In the event, NATO stepped into the Macedonian breach. When, however, it was agreed that the NATO force would be replaced by an EU force (the very first EU-led military operation) in 2003, Ireland faced a quandary. The relevant UN Security Council Resolution 1371 did not itself ‘establish’ a peacekeeping force. It simply welcomed and endorsed EU, OSCE and others’ efforts at sustaining a fledging peace process and, inter alia, supported the presence of international observers. The Government judged that a legal basis did not exist for Irish participation in the EU Concordia peacekeeping mission. Thus, had the 2006 legislation been in place, that would have been enough for Ireland to have participated. This also explains the laundry list language of the 2006 Act “… established, mandated, authorised, endorsed, supported, approved or otherwise sanctioned” designed to cover as many eventualities as possible. Of course what the 2006 Act did not address is the substance of any UN Security Council member vetoing even the most loosely-worded endorsement of a much needed peacekeeping or other mission. Thus, the rather provocative formulation of “triple lock = Chinese veto” still stands.
It is also perhaps worth pointing out that even as a trope the notion of a triple lock is problematic since it is a single key that opens the first two locks. Irish governments within our parliamentary system must maintain a Dáil majority. Thus, while one can imagine extreme exceptions, by and large the will of a government will prevail in the Dáil and if it does not, then the government will usually fall. In truth, the only ‘lock’ that exists in the triple lock is the self-imposed legal requirement for some class of UN authorisation.
The Green Paper invites discussion of this issue, but concludes that “On balance, the advantages of retaining the mechanism can be seen as outweighing the disadvantages.” Really? Why? Here the Green Paper is less assured; highlighting UN primacy in international security, Ireland’s limited military capacity and public support for the notion of the triple lock. UN legitimacy is the only real ace in that particular hand – and a powerful one. It essentially asserts, however, that if the UN doesn’t authorise something then that something should not be done. In both principle and practice (cf Macedonia above) that assertion is simply not true. UN authorisation may indeed be viewed as the Gold Standard in terms of international legitimacy, but would anyone argue that the decisions of the UN Security Council represent the ne plus ultra of moral and ethical judgement on world affairs?

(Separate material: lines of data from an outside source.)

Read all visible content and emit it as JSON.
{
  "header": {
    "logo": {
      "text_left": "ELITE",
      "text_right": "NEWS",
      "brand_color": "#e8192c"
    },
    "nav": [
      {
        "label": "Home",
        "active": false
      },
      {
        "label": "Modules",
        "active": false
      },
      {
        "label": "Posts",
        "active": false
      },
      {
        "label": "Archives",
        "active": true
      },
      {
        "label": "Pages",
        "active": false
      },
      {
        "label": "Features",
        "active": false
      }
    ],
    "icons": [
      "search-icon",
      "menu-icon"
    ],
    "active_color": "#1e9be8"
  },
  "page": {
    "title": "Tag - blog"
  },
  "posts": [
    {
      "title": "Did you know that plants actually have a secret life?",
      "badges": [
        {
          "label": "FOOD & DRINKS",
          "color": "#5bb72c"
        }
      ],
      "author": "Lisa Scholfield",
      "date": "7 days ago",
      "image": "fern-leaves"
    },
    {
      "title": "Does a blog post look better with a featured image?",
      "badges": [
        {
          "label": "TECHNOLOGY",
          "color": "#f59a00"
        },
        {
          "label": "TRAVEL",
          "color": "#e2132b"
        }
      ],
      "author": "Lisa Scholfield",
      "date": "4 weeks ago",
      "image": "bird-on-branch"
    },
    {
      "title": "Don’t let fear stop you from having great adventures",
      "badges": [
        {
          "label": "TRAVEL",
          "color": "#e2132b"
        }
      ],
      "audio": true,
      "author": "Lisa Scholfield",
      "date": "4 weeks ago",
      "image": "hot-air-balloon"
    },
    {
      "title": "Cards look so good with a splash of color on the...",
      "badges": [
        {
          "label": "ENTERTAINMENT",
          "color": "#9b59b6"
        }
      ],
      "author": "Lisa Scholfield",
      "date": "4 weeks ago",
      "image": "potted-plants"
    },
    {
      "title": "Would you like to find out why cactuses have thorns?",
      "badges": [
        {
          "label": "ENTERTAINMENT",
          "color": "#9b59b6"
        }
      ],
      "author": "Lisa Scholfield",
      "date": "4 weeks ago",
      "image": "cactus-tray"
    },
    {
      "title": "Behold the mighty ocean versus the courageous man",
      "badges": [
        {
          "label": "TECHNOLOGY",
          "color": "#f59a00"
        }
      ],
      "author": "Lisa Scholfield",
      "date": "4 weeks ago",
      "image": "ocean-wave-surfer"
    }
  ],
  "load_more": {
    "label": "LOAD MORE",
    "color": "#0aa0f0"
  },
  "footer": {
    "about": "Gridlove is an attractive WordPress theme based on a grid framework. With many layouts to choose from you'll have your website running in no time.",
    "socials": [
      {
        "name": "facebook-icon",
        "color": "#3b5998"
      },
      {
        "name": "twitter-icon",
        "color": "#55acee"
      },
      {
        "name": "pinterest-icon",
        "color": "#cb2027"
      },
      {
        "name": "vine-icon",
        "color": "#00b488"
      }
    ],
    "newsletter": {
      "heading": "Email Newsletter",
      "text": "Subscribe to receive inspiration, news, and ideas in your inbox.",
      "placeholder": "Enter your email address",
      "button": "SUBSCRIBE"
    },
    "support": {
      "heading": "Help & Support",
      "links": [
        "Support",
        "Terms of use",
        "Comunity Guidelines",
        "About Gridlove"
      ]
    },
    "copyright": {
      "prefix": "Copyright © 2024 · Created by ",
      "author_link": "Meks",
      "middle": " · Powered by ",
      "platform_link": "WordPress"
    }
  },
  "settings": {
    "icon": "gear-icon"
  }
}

The Green Paper has called for a debate on Irish security and defence policy – and there are many issues within that paper deserving of debate. The residual need for UN authorisation (support endorsement et al) for Irish overseas military deployments should be an integral part of it.